Background: Non-alcoholic fatty liver disease affects 10-35% of the adult population worldwide; there is no consensus on its treatment. Omega-3 fatty acids have proven benefits for hyperlipidaemia and cardiovascular disease, and have recently been suggested as a treatment for non-alcoholic fatty liver disease.
Aims: To review the evidence base for omega-3 fatty acids in non-alcoholic fatty liver disease and critically appraise the literature relating to human trials.
Methods: A Medline and PubMed search was performed to identify relevant literature using search terms 'omega-3', 'N-3 PUFA', 'eicosapentaenoic acid', 'docosahexaenoic acid', 'non-alcoholic fatty liver disease' and 'NAFLD'.
Results: Omega-3 fatty acids are important regulators of hepatic gene transcription. Animal studies demonstrate that they reduce hepatic steatosis, improve insulin sensitivity and reduce markers of inflammation.

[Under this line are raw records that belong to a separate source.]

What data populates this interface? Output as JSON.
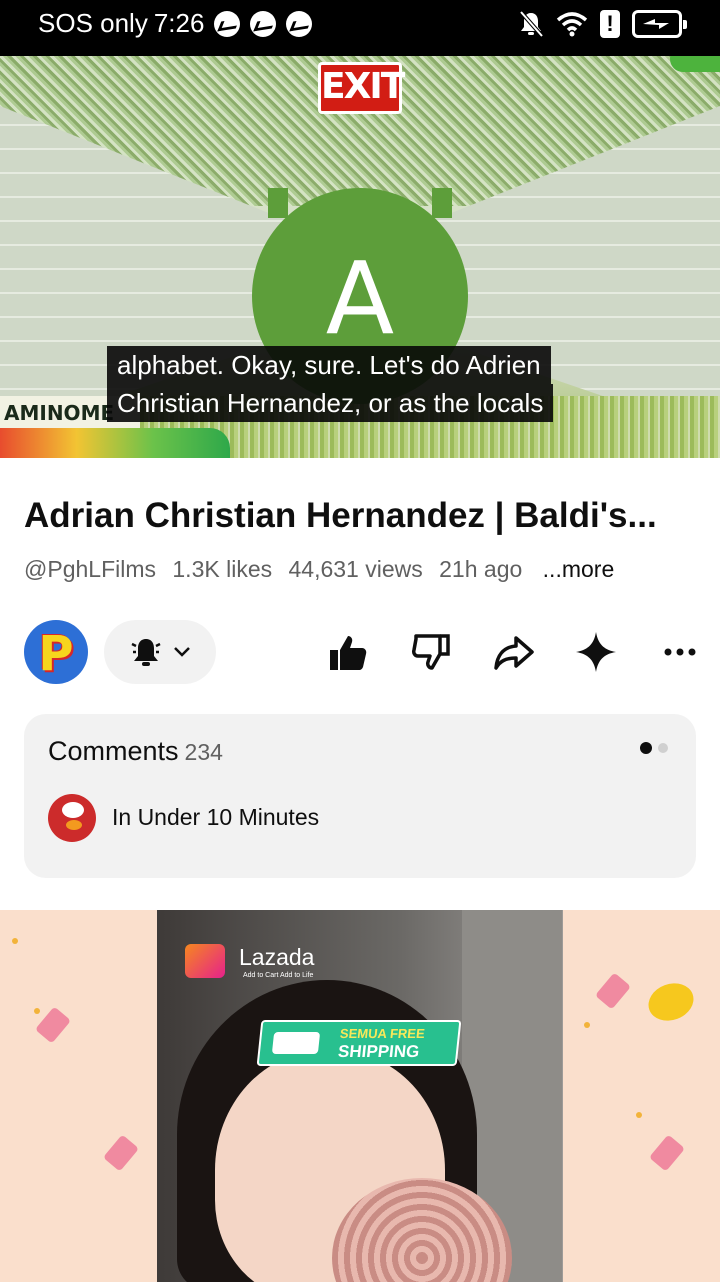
{
  "status_bar": {
    "left_text": "SOS only",
    "time": "7:26",
    "notification_icons": [
      "messenger-icon",
      "messenger-icon",
      "messenger-icon"
    ],
    "right_icons": [
      "bell-off-icon",
      "wifi-icon",
      "alert-icon",
      "battery-charging-icon"
    ],
    "alert_glyph": "!"
  },
  "video": {
    "sign_text": "EXIT",
    "letter": "A",
    "wall_sign": "AMINOME",
    "caption_lines": [
      "alphabet. Okay, sure. Let's do Adrien",
      "Christian Hernandez, or as the locals"
    ]
  },
  "details": {
    "title": "Adrian Christian Hernandez | Baldi's...",
    "channel": "@PghLFilms",
    "likes": "1.3K likes",
    "views": "44,631 views",
    "age": "21h ago",
    "more_label": "...more"
  },
  "actions": {
    "channel_avatar_letter": "P",
    "icons": [
      "subscribe-bell-icon",
      "like-icon",
      "dislike-icon",
      "share-icon",
      "ask-ai-icon",
      "more-options-icon"
    ]
  },
  "comments": {
    "label": "Comments",
    "count": "234",
    "teaser": "In Under 10 Minutes"
  },
  "ad": {
    "brand": "Lazada",
    "tagline": "Add to Cart Add to Life",
    "badge_line1": "SEMUA FREE",
    "badge_line2": "SHIPPING"
  },
  "colors": {
    "status_bar_bg": "#000000",
    "sheet_bg": "#ffffff",
    "comments_bg": "#f2f2f2",
    "text_primary": "#0f0f0f",
    "text_secondary": "#606060",
    "ad_bg": "#fadfcc"
  }
}
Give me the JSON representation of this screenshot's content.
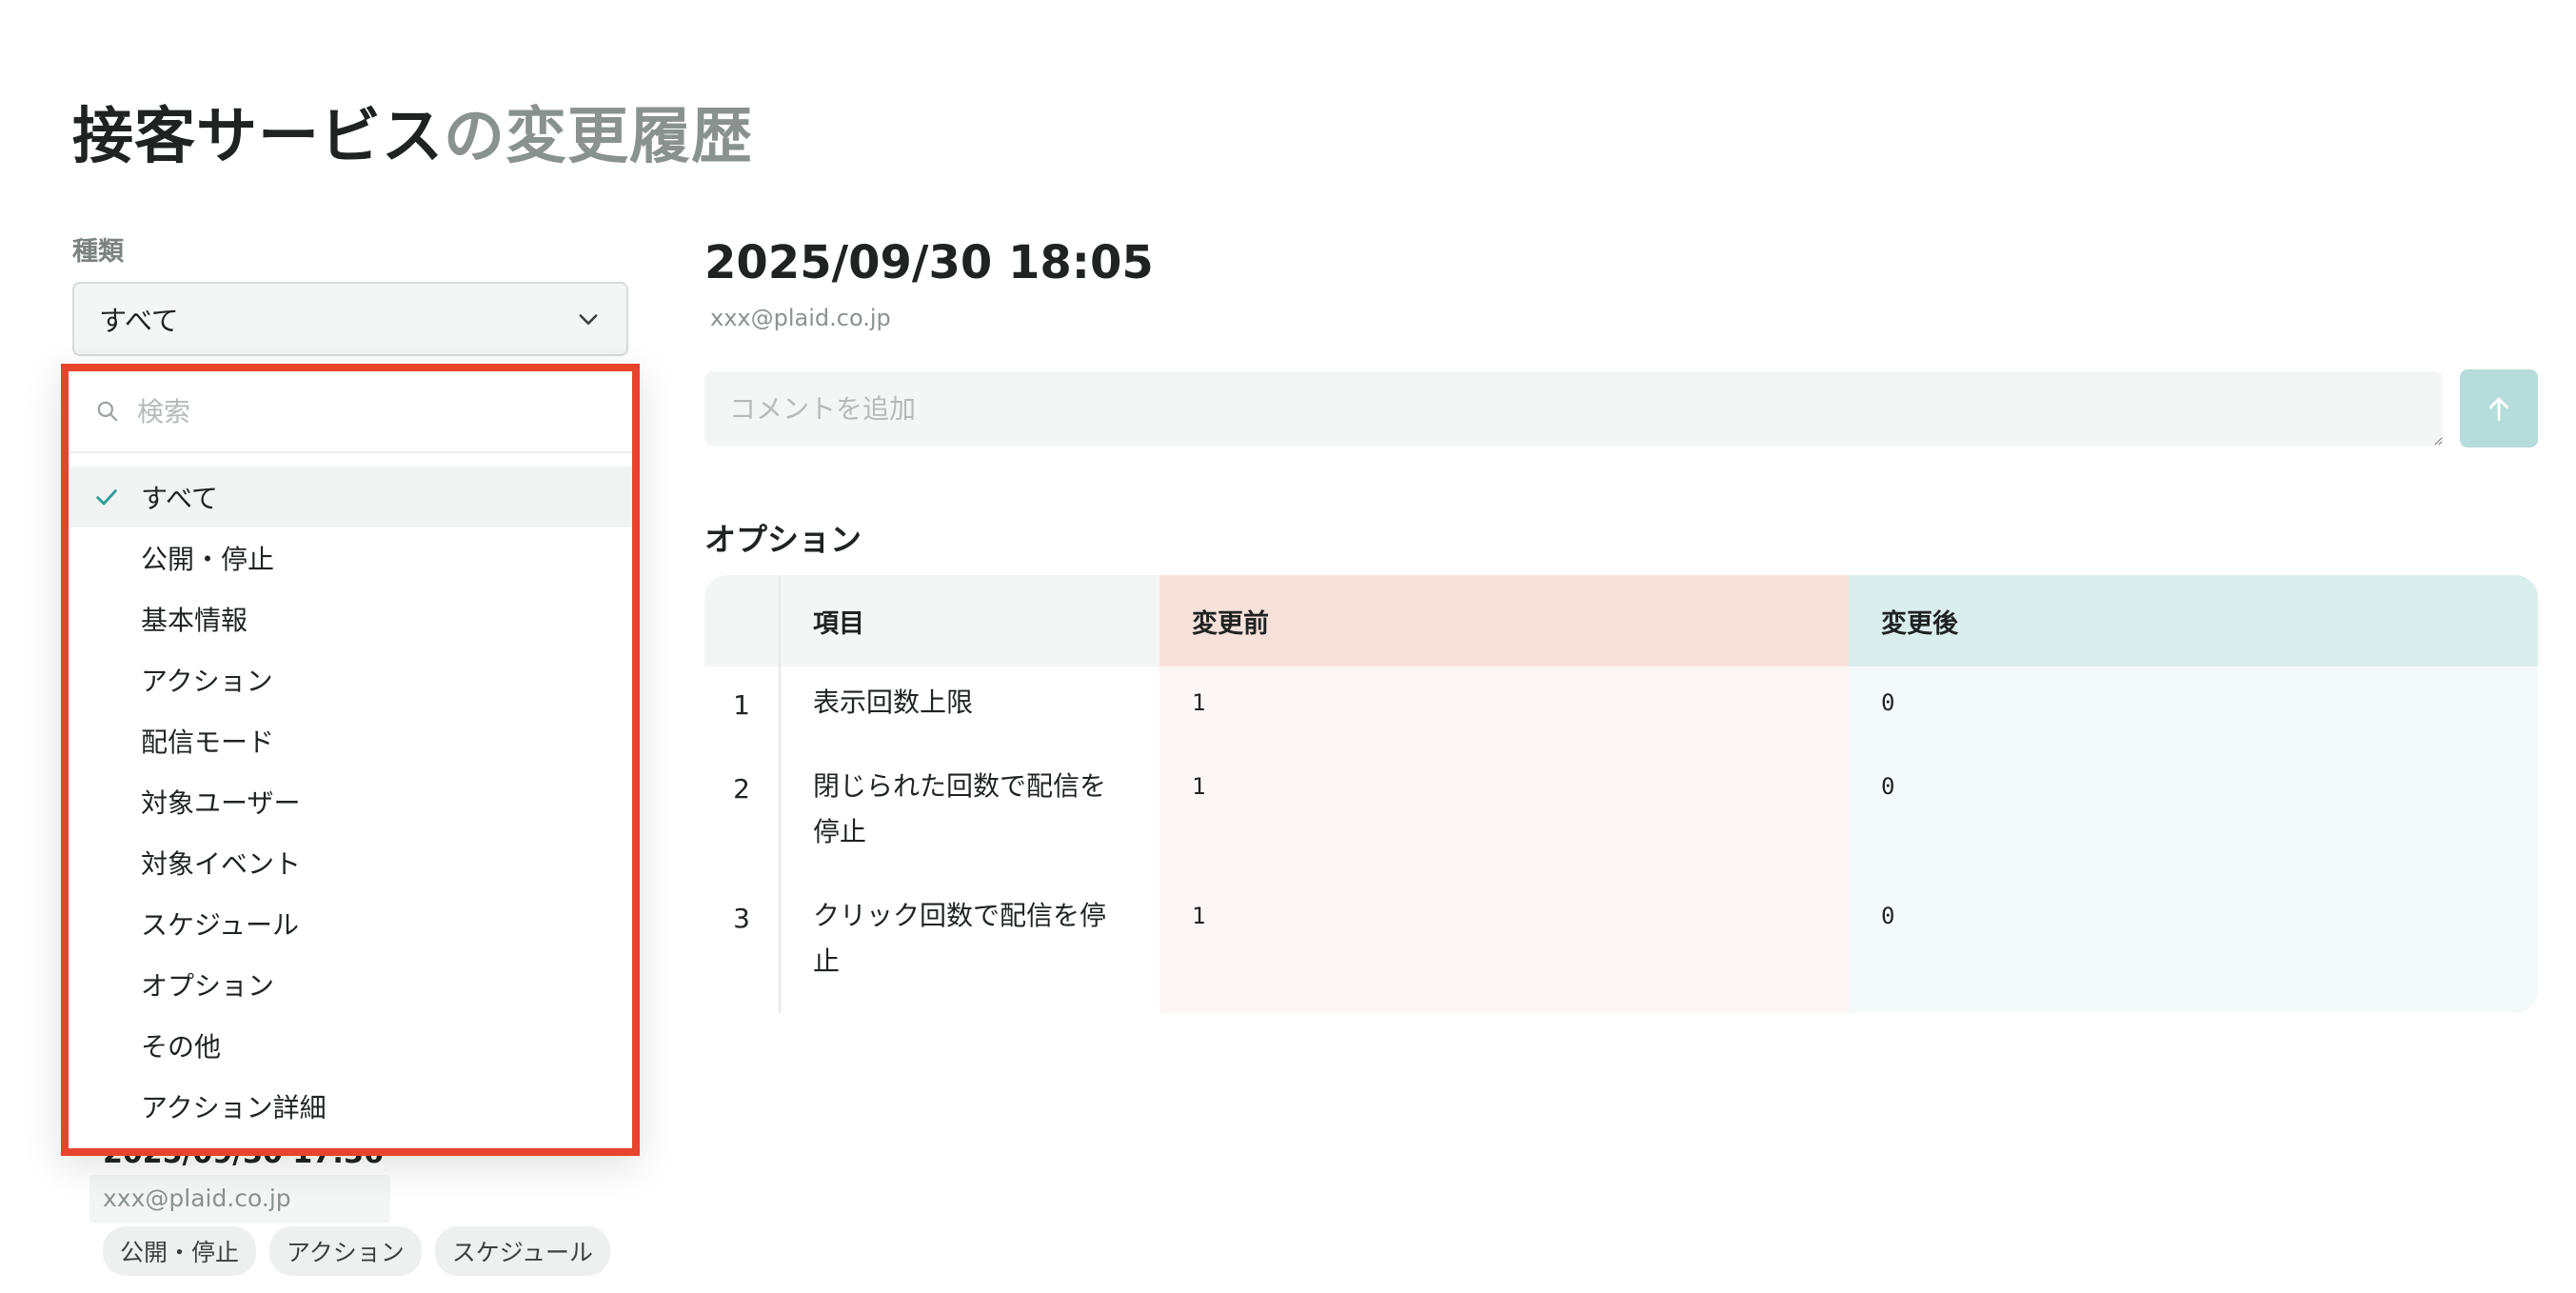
{
  "page": {
    "title_main": "接客サービス",
    "title_sub": "の変更履歴"
  },
  "filter": {
    "label": "種類",
    "selected": "すべて",
    "search_placeholder": "検索",
    "options": [
      "すべて",
      "公開・停止",
      "基本情報",
      "アクション",
      "配信モード",
      "対象ユーザー",
      "対象イベント",
      "スケジュール",
      "オプション",
      "その他",
      "アクション詳細"
    ],
    "selected_index": 0
  },
  "history": {
    "item": {
      "date": "2025/09/30 17:36",
      "user": "xxx@plaid.co.jp",
      "tags": [
        "公開・停止",
        "アクション",
        "スケジュール"
      ]
    }
  },
  "detail": {
    "date": "2025/09/30 18:05",
    "user": "xxx@plaid.co.jp",
    "comment_placeholder": "コメントを追加",
    "section_title": "オプション",
    "table": {
      "headers": {
        "item": "項目",
        "before": "変更前",
        "after": "変更後"
      },
      "rows": [
        {
          "num": "1",
          "item": "表示回数上限",
          "before": "1",
          "after": "0"
        },
        {
          "num": "2",
          "item": "閉じられた回数で配信を停止",
          "before": "1",
          "after": "0"
        },
        {
          "num": "3",
          "item": "クリック回数で配信を停止",
          "before": "1",
          "after": "0"
        }
      ]
    }
  },
  "colors": {
    "highlight_border": "#e8432d",
    "accent": "#2f9c95",
    "before_header": "#f7e2db",
    "after_header": "#dbeeee",
    "send_button": "#b6dcdb"
  },
  "icons": {
    "select_chevron": "chevron-down-icon",
    "search": "search-icon",
    "check": "check-icon",
    "send": "arrow-up-icon"
  }
}
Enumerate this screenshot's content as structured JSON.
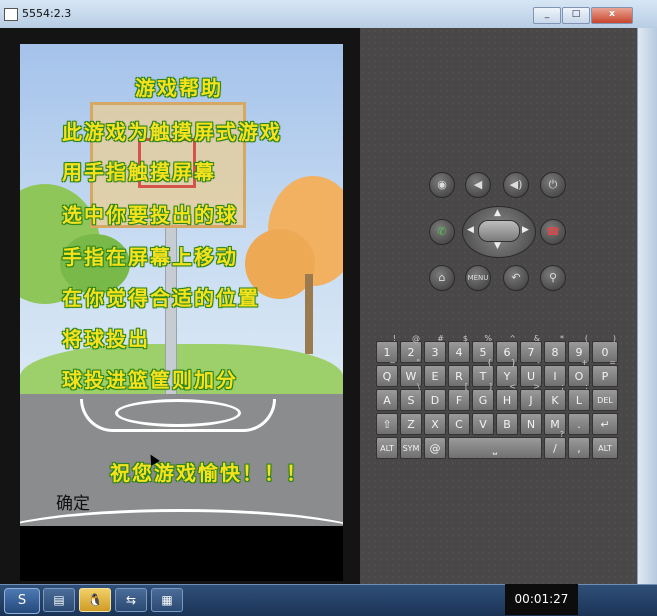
{
  "window": {
    "title": "5554:2.3",
    "minimize_label": "_",
    "maximize_label": "□",
    "close_label": "x"
  },
  "game_screen": {
    "help_title": "游戏帮助",
    "help_lines": [
      "此游戏为触摸屏式游戏",
      "用手指触摸屏幕",
      "选中你要投出的球",
      "手指在屏幕上移动",
      "在你觉得合适的位置",
      "将球投出",
      "球投进篮筐则加分"
    ],
    "wish_text": "祝您游戏愉快！！！",
    "ok_button": "确定"
  },
  "hardware_buttons": {
    "camera": "◉",
    "volume_down": "◀",
    "volume_up": "◀)",
    "power": "⏻",
    "call": "✆",
    "end_call": "☎",
    "home": "⌂",
    "menu": "MENU",
    "back": "↶",
    "search": "⚲"
  },
  "keyboard": {
    "rows": [
      [
        {
          "k": "1",
          "a": "!"
        },
        {
          "k": "2",
          "a": "@"
        },
        {
          "k": "3",
          "a": "#"
        },
        {
          "k": "4",
          "a": "$"
        },
        {
          "k": "5",
          "a": "%"
        },
        {
          "k": "6",
          "a": "^"
        },
        {
          "k": "7",
          "a": "&"
        },
        {
          "k": "8",
          "a": "*"
        },
        {
          "k": "9",
          "a": "("
        },
        {
          "k": "0",
          "a": ")"
        }
      ],
      [
        {
          "k": "Q",
          "a": "~"
        },
        {
          "k": "W",
          "a": "\""
        },
        {
          "k": "E",
          "a": ""
        },
        {
          "k": "R",
          "a": ""
        },
        {
          "k": "T",
          "a": "{"
        },
        {
          "k": "Y",
          "a": "}"
        },
        {
          "k": "U",
          "a": "-"
        },
        {
          "k": "I",
          "a": ""
        },
        {
          "k": "O",
          "a": "+"
        },
        {
          "k": "P",
          "a": "="
        }
      ],
      [
        {
          "k": "A",
          "a": ""
        },
        {
          "k": "S",
          "a": "\\"
        },
        {
          "k": "D",
          "a": ""
        },
        {
          "k": "F",
          "a": "["
        },
        {
          "k": "G",
          "a": "]"
        },
        {
          "k": "H",
          "a": "<"
        },
        {
          "k": "J",
          "a": ">"
        },
        {
          "k": "K",
          "a": ";"
        },
        {
          "k": "L",
          "a": ":"
        },
        {
          "k": "DEL",
          "a": ""
        }
      ],
      [
        {
          "k": "⇧",
          "a": ""
        },
        {
          "k": "Z",
          "a": ""
        },
        {
          "k": "X",
          "a": ""
        },
        {
          "k": "C",
          "a": ""
        },
        {
          "k": "V",
          "a": ""
        },
        {
          "k": "B",
          "a": ""
        },
        {
          "k": "N",
          "a": ""
        },
        {
          "k": "M",
          "a": ""
        },
        {
          "k": ".",
          "a": ""
        },
        {
          "k": "↵",
          "a": ""
        }
      ],
      [
        {
          "k": "ALT",
          "a": ""
        },
        {
          "k": "SYM",
          "a": ""
        },
        {
          "k": "@",
          "a": ""
        },
        {
          "k": "⎵",
          "a": ""
        },
        {
          "k": "/",
          "a": "?"
        },
        {
          "k": ",",
          "a": ""
        },
        {
          "k": "ALT",
          "a": ""
        }
      ]
    ]
  },
  "taskbar": {
    "start_icon": "S",
    "items": [
      "▤",
      "🐧",
      "⇆",
      "▦"
    ],
    "clock": "00:01:27"
  }
}
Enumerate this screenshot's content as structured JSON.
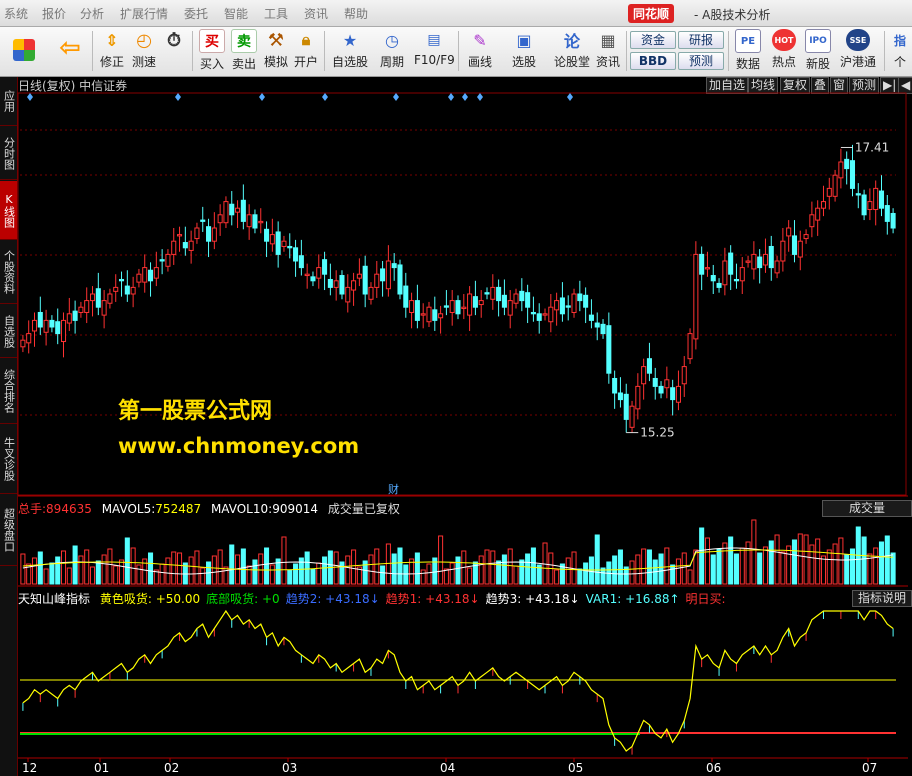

Clinical trials in human subjects generally confirm these findings, but have significant design inadequacies.
Conclusions: Omega-3 fatty acids are a promising treatment for non-alcoholic fatty liver disease which require to be tested in randomized placebo-controlled trials.